▸ **What is being asked**
The lines to return are those below that contain the word "ffffff".

═════ Data

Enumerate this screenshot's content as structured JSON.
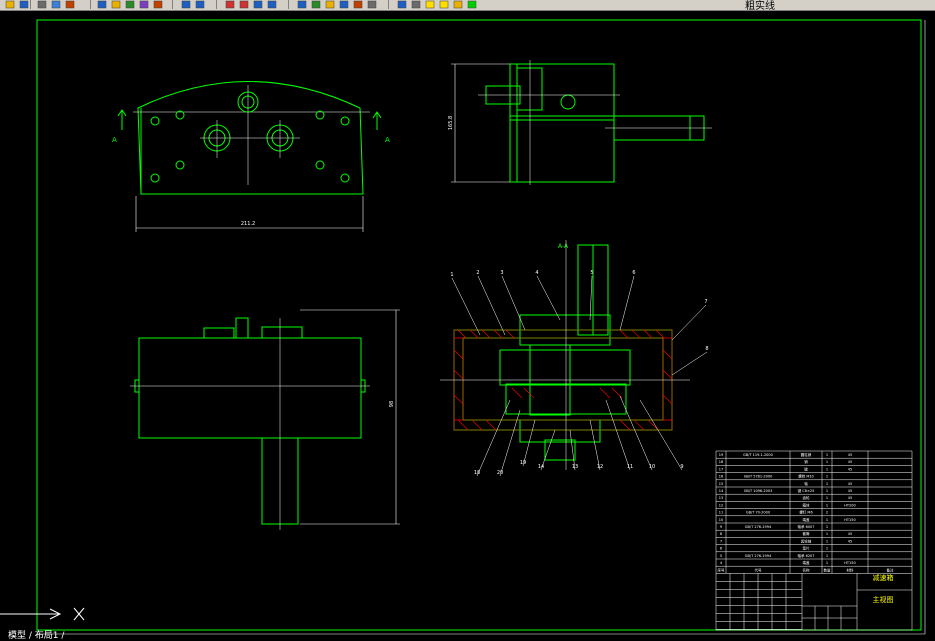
{
  "toolbar": {
    "layer_name": "粗实线",
    "buttons": [
      "open-icon",
      "save-icon",
      "print-icon",
      "preview-icon",
      "publish-icon",
      "cut-icon",
      "copy-icon",
      "paste-icon",
      "match-properties-icon",
      "block-editor-icon",
      "undo-icon",
      "redo-icon",
      "pan-icon",
      "zoom-realtime-icon",
      "zoom-window-icon",
      "zoom-previous-icon",
      "properties-icon",
      "design-center-icon",
      "tool-palettes-icon",
      "sheet-set-icon",
      "markup-icon",
      "calculator-icon",
      "help-icon",
      "layer-manager-icon",
      "light-bulb-icon",
      "sun-icon",
      "lock-icon",
      "color-swatch-icon"
    ]
  },
  "drawing": {
    "colors": {
      "background": "#000000",
      "geometry": "#00ff00",
      "centerline": "#ffffff",
      "dimension": "#ffffff",
      "hatch": "#ff0000",
      "table_text": "#ffff00"
    },
    "dim_width_top": "211.2",
    "dim_height_side": "165.8",
    "dim_height_front": "98",
    "section_label_left": "A",
    "section_label_right": "A",
    "section_title": "A-A",
    "balloon_numbers_top": [
      "1",
      "2",
      "3",
      "4",
      "5",
      "6",
      "7",
      "8"
    ],
    "balloon_numbers_bottom": [
      "18",
      "20",
      "19",
      "14",
      "13",
      "12",
      "11",
      "10",
      "9"
    ],
    "title_block": {
      "rows": [
        {
          "no": "19",
          "code": "GB/T 119.1-2000",
          "name": "圆柱销",
          "qty": "1",
          "mat": "45",
          "note": ""
        },
        {
          "no": "18",
          "code": "",
          "name": "销",
          "qty": "1",
          "mat": "45",
          "note": ""
        },
        {
          "no": "17",
          "code": "",
          "name": "键",
          "qty": "1",
          "mat": "45",
          "note": ""
        },
        {
          "no": "16",
          "code": "GB/T 5781-2000",
          "name": "螺栓 M10",
          "qty": "1",
          "mat": "",
          "note": ""
        },
        {
          "no": "15",
          "code": "",
          "name": "轴",
          "qty": "1",
          "mat": "45",
          "note": ""
        },
        {
          "no": "14",
          "code": "GB/T 1096-2003",
          "name": "键 C8×25",
          "qty": "1",
          "mat": "45",
          "note": ""
        },
        {
          "no": "13",
          "code": "",
          "name": "齿轮",
          "qty": "1",
          "mat": "45",
          "note": ""
        },
        {
          "no": "12",
          "code": "",
          "name": "箱体",
          "qty": "1",
          "mat": "HT200",
          "note": ""
        },
        {
          "no": "11",
          "code": "GB/T 70-2000",
          "name": "螺钉 M6",
          "qty": "2",
          "mat": "",
          "note": ""
        },
        {
          "no": "10",
          "code": "",
          "name": "端盖",
          "qty": "1",
          "mat": "HT150",
          "note": ""
        },
        {
          "no": "9",
          "code": "GB/T 276-1994",
          "name": "轴承 6007",
          "qty": "1",
          "mat": "",
          "note": ""
        },
        {
          "no": "8",
          "code": "",
          "name": "套筒",
          "qty": "1",
          "mat": "45",
          "note": ""
        },
        {
          "no": "7",
          "code": "",
          "name": "齿轮轴",
          "qty": "1",
          "mat": "45",
          "note": ""
        },
        {
          "no": "6",
          "code": "",
          "name": "垫片",
          "qty": "1",
          "mat": "",
          "note": ""
        },
        {
          "no": "5",
          "code": "GB/T 276-1994",
          "name": "轴承 6207",
          "qty": "1",
          "mat": "",
          "note": ""
        },
        {
          "no": "4",
          "code": "",
          "name": "端盖",
          "qty": "1",
          "mat": "HT150",
          "note": ""
        }
      ],
      "header": {
        "no": "序号",
        "code": "代号",
        "name": "名称",
        "qty": "数量",
        "mat": "材料",
        "note": "备注"
      },
      "drawing_title": "减速箱",
      "drawing_subtitle": "主视图"
    },
    "cmd_text": "模型 / 布局1 /"
  }
}
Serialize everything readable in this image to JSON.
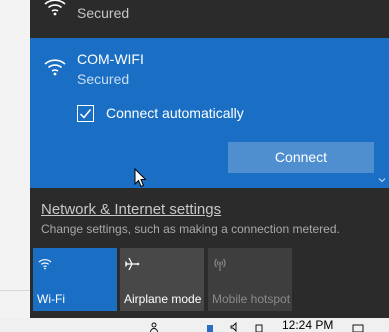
{
  "networks": {
    "previous": {
      "status": "Secured",
      "icon": "wifi-icon"
    },
    "selected": {
      "name": "COM-WIFI",
      "status": "Secured",
      "icon": "wifi-icon",
      "connect_automatically_label": "Connect automatically",
      "connect_automatically_checked": true,
      "connect_button": "Connect"
    }
  },
  "settings": {
    "link": "Network & Internet settings",
    "description": "Change settings, such as making a connection metered."
  },
  "quick_actions": [
    {
      "label": "Wi-Fi",
      "icon": "wifi-icon",
      "state": "on"
    },
    {
      "label": "Airplane mode",
      "icon": "airplane-icon",
      "state": "off"
    },
    {
      "label": "Mobile hotspot",
      "icon": "hotspot-icon",
      "state": "disabled"
    }
  ],
  "taskbar": {
    "time": "12:24 PM"
  },
  "colors": {
    "accent": "#1a6fc4",
    "flyout_bg": "#2b2b2b",
    "button": "#4f8fd0"
  }
}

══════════

▸ **Completed exercise**
      "centerline": "#ffffff",
      "dimension": "#ffffff",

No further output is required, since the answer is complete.